Norris v. Brooks — habeas corpus — affirmance — Hardiman
One of the most important habeas corpus cases of the past decade or so was the Supreme Court’s ruling in Martinez v. Ryan, which held that ineffective assistance of counsel at the initial state post-conviction stage can excuse procedural default of a habeas claim of trial IAC. (In Pennsylvania, “initial” means PCRA proceedings in the Court of Common Pleas, as opposed to any appeals from denial of the PCRA.) One of the key questions after Martinez was how the case would apply retroactively to prisoners whose habeas petitions had already been denied. Last year, the Third Circuit in Cox v. Horn held that such prisoners could raise Martinez claims in a motion under FRCivP 60(b) for relief from judgment.
Today, the Third Circuit ruled that a district court did not abuse its discretion in denying a prisoner’s Martinez motion under Rule 60(b) because the district court had ruled that the procedural default arose not from an error made in initial state postconviction proceedings, but instead from an error made during the postconviction appeal.

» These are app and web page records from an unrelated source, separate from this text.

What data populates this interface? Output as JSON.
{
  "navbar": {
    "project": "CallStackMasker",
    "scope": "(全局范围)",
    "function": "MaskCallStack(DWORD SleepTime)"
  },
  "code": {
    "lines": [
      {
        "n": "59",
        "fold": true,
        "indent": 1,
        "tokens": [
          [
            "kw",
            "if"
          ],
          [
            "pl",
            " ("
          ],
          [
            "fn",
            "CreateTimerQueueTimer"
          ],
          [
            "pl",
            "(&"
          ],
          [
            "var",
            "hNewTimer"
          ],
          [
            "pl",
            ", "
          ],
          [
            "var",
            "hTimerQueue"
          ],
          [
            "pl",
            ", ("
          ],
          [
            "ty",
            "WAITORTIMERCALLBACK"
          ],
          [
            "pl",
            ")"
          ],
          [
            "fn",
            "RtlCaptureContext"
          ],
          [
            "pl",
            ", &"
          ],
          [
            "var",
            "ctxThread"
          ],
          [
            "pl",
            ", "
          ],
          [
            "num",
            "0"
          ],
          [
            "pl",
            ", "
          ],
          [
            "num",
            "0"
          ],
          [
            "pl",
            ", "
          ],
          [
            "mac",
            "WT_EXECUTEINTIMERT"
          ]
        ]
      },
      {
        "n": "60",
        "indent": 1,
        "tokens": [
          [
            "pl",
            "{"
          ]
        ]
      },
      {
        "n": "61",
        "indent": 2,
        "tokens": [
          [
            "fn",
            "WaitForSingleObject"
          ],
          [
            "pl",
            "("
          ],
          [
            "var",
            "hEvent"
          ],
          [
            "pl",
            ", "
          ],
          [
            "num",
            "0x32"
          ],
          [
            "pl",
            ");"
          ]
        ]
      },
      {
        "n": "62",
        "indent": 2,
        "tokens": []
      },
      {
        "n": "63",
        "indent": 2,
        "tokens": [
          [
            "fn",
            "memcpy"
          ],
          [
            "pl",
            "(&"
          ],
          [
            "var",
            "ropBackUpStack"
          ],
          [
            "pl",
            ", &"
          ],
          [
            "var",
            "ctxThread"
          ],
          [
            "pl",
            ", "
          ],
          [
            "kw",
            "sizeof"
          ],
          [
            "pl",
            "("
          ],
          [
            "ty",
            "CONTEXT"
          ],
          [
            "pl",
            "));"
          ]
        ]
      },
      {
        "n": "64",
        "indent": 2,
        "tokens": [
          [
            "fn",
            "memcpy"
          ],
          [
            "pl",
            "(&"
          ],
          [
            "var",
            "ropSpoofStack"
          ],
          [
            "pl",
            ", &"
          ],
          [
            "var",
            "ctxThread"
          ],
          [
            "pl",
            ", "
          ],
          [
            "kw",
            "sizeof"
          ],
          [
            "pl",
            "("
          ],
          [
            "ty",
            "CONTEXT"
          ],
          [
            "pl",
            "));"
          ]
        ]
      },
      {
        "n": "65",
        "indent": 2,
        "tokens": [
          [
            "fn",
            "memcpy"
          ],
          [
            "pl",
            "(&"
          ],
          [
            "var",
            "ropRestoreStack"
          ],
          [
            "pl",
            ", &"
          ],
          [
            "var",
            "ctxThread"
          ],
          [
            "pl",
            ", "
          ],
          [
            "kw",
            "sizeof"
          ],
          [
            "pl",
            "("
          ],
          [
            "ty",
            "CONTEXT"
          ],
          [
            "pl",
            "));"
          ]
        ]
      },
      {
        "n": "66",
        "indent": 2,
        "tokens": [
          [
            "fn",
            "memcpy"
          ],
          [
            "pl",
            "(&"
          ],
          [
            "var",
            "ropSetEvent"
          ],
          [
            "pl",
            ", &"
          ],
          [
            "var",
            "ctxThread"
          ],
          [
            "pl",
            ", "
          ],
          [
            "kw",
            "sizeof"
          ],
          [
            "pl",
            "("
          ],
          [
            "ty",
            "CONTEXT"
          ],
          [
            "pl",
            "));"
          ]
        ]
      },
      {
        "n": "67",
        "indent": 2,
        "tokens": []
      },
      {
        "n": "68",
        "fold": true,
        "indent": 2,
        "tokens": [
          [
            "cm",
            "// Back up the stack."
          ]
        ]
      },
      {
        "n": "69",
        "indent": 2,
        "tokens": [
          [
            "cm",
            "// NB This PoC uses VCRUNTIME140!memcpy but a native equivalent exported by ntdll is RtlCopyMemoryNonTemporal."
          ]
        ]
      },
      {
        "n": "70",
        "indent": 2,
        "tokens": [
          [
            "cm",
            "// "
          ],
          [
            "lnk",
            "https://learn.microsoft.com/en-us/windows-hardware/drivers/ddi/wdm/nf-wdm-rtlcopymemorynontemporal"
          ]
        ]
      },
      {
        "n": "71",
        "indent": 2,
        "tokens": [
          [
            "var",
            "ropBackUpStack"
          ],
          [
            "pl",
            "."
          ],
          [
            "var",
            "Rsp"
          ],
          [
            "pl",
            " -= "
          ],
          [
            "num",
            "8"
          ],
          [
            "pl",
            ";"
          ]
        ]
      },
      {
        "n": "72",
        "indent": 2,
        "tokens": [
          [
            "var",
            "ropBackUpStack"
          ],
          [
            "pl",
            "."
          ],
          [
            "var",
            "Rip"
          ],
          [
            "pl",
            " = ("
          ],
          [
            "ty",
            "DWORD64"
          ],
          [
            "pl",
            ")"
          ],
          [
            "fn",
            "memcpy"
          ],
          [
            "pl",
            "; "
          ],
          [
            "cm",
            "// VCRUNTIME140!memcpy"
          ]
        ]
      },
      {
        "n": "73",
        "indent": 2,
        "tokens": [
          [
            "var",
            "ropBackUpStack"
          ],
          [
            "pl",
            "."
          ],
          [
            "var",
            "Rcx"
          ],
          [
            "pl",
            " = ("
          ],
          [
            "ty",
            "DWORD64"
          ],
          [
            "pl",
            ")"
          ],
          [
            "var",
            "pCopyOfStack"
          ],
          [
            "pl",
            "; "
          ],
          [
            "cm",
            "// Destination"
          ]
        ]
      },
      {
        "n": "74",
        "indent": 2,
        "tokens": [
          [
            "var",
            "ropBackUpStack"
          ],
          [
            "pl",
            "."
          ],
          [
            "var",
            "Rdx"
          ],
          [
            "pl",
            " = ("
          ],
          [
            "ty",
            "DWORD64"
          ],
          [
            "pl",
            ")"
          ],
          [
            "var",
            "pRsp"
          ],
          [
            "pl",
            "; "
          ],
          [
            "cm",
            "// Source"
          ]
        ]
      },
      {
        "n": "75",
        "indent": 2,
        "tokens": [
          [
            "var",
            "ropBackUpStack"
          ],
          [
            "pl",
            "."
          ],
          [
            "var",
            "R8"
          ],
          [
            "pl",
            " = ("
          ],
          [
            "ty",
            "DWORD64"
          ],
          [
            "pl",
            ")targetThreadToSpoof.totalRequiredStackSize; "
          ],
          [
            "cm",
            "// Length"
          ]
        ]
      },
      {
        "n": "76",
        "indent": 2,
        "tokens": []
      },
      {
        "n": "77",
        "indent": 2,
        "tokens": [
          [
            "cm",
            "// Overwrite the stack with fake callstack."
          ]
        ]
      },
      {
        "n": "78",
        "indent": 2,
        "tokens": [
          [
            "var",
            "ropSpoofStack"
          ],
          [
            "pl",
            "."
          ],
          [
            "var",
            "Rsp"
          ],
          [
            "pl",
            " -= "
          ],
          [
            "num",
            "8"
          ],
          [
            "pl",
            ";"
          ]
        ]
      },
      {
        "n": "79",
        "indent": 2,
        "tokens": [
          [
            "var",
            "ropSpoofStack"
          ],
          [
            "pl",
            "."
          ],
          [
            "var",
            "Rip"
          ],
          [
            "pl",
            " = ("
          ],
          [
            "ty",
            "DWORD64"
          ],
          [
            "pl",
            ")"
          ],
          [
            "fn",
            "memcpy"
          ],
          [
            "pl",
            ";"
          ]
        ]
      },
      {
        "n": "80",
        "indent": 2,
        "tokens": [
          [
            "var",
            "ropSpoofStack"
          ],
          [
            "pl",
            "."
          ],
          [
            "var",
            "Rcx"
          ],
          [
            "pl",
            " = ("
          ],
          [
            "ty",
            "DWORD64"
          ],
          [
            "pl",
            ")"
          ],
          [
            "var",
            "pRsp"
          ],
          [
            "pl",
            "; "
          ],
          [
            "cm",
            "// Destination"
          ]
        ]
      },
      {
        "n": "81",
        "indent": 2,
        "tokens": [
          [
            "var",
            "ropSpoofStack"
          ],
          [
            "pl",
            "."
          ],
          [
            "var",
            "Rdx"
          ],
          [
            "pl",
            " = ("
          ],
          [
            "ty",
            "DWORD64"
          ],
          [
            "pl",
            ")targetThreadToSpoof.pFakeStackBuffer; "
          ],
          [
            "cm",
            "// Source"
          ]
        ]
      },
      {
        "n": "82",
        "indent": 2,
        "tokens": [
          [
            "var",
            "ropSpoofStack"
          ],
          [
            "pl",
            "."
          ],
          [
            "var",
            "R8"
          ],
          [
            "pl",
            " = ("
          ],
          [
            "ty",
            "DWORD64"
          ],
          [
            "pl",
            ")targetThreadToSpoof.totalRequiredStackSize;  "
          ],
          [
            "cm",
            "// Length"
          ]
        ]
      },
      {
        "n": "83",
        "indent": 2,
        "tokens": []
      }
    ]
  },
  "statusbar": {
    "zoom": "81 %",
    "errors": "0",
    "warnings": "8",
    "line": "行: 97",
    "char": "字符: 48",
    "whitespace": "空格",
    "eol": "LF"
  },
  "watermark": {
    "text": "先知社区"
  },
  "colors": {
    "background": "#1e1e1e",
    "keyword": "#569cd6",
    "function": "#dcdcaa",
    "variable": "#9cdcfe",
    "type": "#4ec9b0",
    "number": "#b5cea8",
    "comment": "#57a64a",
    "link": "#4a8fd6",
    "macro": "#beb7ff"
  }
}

Joining Hardiman were Rendell and Vanaskie. Arguing counsel were Arianna Freeman of the EDPA FCD for the prisoner and Susan Affronti of the Philadelphia DA for the Commonwealth.